Alcoa Inc. won’t cut back operations as planned at a Washington smelter after reaching an agreement with its power provider.
The Bonneville Power Administration and Alcoa amended their supply pact, with changes effective from July 1 through Feb. 14, 2018, the New York-based aluminum producer said in a statement Monday. The deal “provides for additional access to market power during this period,” according to the statement.
The Intalco smelter had planned curtailments at the site by the end of this quarter. The agreement, combined with $3 million of workforce training from the state of Washington, are "key factors" in the smelter’s competitiveness, Alcoa said in the statement. The plant in Ferndale, Washington, has capacity of 279,000 metric tons per year, the company said.
Alcoa is among aluminum smelters that have shut down operations in the U.S. as the metal’s price has dropped amid a global production glut. Domestic capacity fell to 2 million metric tons at the end of 2015, the ninth year of declines, according to data compiled by Bloomberg.
Alcoa paid $1.5 million to the BPA, and in exchange can reduce its purchases at a specified rate to 10 megawatts from 75 MW before turning to the open market, the BPA said in documents posted on its website. The agency markets power from 31 government hydroelectric projects in the Columbia River Basin.

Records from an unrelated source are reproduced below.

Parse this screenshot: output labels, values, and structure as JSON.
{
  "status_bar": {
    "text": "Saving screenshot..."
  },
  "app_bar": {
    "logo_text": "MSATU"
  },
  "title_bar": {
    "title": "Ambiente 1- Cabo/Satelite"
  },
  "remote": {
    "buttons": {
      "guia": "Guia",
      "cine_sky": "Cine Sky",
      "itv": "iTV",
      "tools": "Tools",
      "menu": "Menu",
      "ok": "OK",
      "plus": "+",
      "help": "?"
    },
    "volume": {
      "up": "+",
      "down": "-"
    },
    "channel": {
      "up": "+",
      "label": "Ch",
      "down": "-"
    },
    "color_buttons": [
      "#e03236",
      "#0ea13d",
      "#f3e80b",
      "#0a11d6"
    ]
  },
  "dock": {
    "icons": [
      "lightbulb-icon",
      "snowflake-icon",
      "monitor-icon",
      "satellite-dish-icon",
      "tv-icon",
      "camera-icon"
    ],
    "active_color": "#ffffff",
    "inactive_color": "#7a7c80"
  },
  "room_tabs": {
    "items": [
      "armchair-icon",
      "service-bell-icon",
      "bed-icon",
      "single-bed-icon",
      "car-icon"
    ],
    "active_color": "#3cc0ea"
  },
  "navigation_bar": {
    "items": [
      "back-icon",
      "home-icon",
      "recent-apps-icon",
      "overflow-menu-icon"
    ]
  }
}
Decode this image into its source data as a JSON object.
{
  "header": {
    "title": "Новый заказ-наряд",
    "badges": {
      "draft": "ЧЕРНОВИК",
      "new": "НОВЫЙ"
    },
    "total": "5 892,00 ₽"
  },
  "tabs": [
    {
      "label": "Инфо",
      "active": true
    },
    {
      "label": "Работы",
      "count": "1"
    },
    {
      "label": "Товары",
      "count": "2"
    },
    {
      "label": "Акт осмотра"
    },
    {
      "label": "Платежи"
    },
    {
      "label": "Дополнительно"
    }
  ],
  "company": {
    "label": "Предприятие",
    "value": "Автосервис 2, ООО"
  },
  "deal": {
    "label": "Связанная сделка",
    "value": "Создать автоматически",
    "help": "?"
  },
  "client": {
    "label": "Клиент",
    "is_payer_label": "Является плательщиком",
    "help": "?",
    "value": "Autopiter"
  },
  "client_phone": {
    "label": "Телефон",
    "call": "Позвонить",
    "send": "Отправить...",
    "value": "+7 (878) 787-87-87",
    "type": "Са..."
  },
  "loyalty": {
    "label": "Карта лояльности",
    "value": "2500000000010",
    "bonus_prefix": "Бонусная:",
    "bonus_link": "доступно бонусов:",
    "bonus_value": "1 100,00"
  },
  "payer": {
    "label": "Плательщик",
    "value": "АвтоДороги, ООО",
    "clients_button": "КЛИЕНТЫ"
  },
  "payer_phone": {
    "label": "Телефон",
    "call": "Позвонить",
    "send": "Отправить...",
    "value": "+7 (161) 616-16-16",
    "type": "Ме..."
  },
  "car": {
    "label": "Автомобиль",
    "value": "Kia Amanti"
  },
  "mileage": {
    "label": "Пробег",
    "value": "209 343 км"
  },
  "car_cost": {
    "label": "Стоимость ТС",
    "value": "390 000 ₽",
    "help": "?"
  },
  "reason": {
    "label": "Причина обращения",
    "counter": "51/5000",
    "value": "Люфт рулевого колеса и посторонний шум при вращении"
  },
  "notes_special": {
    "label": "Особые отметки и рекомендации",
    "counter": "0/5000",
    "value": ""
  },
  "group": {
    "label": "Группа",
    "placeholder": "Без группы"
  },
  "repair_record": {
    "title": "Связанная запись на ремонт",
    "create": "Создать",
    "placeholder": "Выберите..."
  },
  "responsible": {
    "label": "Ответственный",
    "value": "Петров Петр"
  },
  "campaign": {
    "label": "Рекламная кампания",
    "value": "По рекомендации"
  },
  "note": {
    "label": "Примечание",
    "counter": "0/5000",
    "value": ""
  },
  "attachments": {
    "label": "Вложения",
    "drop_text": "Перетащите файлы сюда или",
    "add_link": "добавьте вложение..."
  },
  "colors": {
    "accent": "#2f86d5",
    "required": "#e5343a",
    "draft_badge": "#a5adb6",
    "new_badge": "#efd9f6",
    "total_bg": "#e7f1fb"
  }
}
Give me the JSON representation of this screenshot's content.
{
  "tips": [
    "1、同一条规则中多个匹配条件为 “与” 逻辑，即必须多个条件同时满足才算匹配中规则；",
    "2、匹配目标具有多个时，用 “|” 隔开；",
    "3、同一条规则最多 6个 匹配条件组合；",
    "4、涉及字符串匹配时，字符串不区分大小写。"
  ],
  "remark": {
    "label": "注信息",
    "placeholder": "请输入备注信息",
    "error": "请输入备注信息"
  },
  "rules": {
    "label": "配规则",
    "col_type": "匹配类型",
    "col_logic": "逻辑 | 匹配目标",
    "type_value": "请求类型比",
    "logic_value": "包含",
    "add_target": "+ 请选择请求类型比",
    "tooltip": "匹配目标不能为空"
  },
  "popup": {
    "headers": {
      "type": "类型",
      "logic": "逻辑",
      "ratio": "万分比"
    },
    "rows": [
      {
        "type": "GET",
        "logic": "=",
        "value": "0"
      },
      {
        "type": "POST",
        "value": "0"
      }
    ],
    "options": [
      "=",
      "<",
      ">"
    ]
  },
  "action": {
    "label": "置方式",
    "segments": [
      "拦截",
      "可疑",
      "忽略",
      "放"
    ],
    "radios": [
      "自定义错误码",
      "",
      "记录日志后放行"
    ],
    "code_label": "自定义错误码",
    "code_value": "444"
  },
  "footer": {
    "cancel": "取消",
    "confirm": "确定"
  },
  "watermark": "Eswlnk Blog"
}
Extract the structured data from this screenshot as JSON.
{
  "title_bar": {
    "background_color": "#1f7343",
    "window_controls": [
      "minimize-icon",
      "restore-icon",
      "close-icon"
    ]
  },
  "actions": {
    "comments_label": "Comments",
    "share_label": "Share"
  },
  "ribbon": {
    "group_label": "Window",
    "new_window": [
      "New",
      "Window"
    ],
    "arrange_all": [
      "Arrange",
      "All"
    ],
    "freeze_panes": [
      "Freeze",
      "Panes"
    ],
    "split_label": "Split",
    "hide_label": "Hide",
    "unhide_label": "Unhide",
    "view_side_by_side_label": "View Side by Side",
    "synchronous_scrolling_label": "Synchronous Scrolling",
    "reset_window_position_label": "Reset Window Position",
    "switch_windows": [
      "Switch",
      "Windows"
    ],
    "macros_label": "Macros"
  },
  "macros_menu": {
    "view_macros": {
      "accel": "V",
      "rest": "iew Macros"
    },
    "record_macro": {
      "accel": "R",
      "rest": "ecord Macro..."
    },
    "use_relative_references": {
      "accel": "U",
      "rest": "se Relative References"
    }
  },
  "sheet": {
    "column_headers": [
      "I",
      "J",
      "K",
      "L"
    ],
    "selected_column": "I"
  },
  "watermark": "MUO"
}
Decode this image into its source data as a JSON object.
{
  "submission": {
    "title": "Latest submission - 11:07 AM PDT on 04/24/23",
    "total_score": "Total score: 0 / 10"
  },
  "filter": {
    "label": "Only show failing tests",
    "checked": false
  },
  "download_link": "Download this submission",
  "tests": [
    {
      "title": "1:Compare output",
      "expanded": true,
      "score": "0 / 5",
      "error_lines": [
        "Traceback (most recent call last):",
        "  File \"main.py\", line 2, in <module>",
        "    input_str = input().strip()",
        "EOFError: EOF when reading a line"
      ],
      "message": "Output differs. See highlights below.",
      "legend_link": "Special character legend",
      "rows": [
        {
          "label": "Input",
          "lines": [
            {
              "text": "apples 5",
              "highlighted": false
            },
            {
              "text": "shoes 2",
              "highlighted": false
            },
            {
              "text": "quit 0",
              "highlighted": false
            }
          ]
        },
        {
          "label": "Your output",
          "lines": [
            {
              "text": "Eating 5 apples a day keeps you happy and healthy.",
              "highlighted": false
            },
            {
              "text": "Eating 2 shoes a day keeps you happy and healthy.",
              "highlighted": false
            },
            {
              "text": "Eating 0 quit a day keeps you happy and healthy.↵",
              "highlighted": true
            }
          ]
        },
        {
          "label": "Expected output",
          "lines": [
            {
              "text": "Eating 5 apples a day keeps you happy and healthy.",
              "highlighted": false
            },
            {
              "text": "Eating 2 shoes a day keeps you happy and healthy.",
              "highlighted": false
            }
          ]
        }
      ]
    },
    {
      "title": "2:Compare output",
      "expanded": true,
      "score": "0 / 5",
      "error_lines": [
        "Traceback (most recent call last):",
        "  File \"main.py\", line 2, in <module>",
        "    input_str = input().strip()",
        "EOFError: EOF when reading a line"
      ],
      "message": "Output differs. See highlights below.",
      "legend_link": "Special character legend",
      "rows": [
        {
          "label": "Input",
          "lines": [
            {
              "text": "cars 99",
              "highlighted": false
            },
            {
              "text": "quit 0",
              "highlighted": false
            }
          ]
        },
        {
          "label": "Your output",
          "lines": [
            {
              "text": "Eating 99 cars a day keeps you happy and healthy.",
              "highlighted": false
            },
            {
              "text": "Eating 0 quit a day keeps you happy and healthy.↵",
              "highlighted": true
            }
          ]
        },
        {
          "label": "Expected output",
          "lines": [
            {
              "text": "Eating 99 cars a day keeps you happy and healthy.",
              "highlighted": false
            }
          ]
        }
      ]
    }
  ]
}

The agreement also provides for Alcoa to buy more power from BPA if the price of aluminum traded on the London Metal Exchange rises to or above $1,850 a metric ton on average for 25 straight days, and a further increase if the price climbs to $2,500. Aluminum has gained 11 percent this year to $1,679 per ton, after dropping 19 percent in 2015.